## About this task
A word-for-word copy of the entries, with the images left out, is what you should write.

(Source information Opens)

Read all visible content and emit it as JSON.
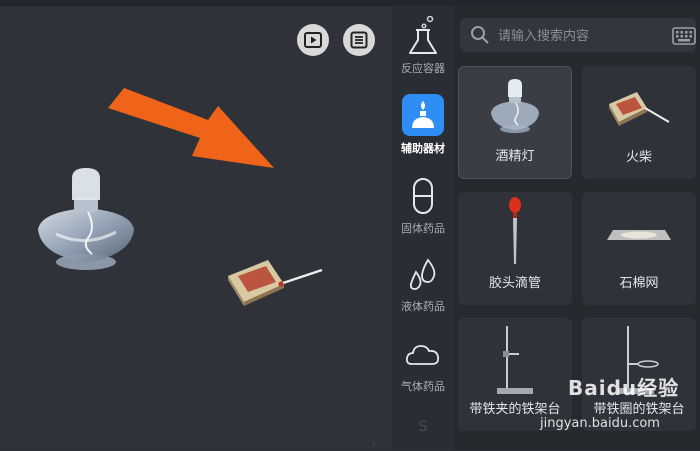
{
  "toolbar": {
    "play_icon": "play-icon",
    "list_icon": "list-icon"
  },
  "categories": [
    {
      "label": "反应容器",
      "icon": "flask-icon",
      "active": false
    },
    {
      "label": "辅助器材",
      "icon": "alcohol-lamp-icon",
      "active": true
    },
    {
      "label": "固体药品",
      "icon": "capsule-icon",
      "active": false
    },
    {
      "label": "液体药品",
      "icon": "droplets-icon",
      "active": false
    },
    {
      "label": "气体药品",
      "icon": "cloud-icon",
      "active": false
    }
  ],
  "search": {
    "placeholder": "请输入搜索内容"
  },
  "items": [
    {
      "label": "酒精灯",
      "icon": "alcohol-lamp-icon",
      "selected": true
    },
    {
      "label": "火柴",
      "icon": "matchbox-icon",
      "selected": false
    },
    {
      "label": "胶头滴管",
      "icon": "dropper-icon",
      "selected": false
    },
    {
      "label": "石棉网",
      "icon": "asbestos-gauze-icon",
      "selected": false
    },
    {
      "label": "带铁夹的铁架台",
      "icon": "iron-stand-clamp-icon",
      "selected": false
    },
    {
      "label": "带铁圈的铁架台",
      "icon": "iron-stand-ring-icon",
      "selected": false
    }
  ],
  "watermark": {
    "brand": "Baidu经验",
    "url": "jingyan.baidu.com"
  },
  "colors": {
    "accent": "#2e8ef4",
    "arrow": "#f0641a",
    "background": "#2c2f36"
  }
}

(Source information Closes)

## Result below
Read all visible content and emit it as JSON.
{
  "toolbar": {
    "play_icon": "play-icon",
    "list_icon": "list-icon"
  },
  "categories": [
    {
      "label": "反应容器",
      "icon": "flask-icon",
      "active": false
    },
    {
      "label": "辅助器材",
      "icon": "alcohol-lamp-icon",
      "active": true
    },
    {
      "label": "固体药品",
      "icon": "capsule-icon",
      "active": false
    },
    {
      "label": "液体药品",
      "icon": "droplets-icon",
      "active": false
    },
    {
      "label": "气体药品",
      "icon": "cloud-icon",
      "active": false
    }
  ],
  "search": {
    "placeholder": "请输入搜索内容"
  },
  "items": [
    {
      "label": "酒精灯",
      "icon": "alcohol-lamp-icon",
      "selected": true
    },
    {
      "label": "火柴",
      "icon": "matchbox-icon",
      "selected": false
    },
    {
      "label": "胶头滴管",
      "icon": "dropper-icon",
      "selected": false
    },
    {
      "label": "石棉网",
      "icon": "asbestos-gauze-icon",
      "selected": false
    },
    {
      "label": "带铁夹的铁架台",
      "icon": "iron-stand-clamp-icon",
      "selected": false
    },
    {
      "label": "带铁圈的铁架台",
      "icon": "iron-stand-ring-icon",
      "selected": false
    }
  ],
  "watermark": {
    "brand": "Baidu经验",
    "url": "jingyan.baidu.com"
  },
  "colors": {
    "accent": "#2e8ef4",
    "arrow": "#f0641a",
    "background": "#2c2f36"
  }
}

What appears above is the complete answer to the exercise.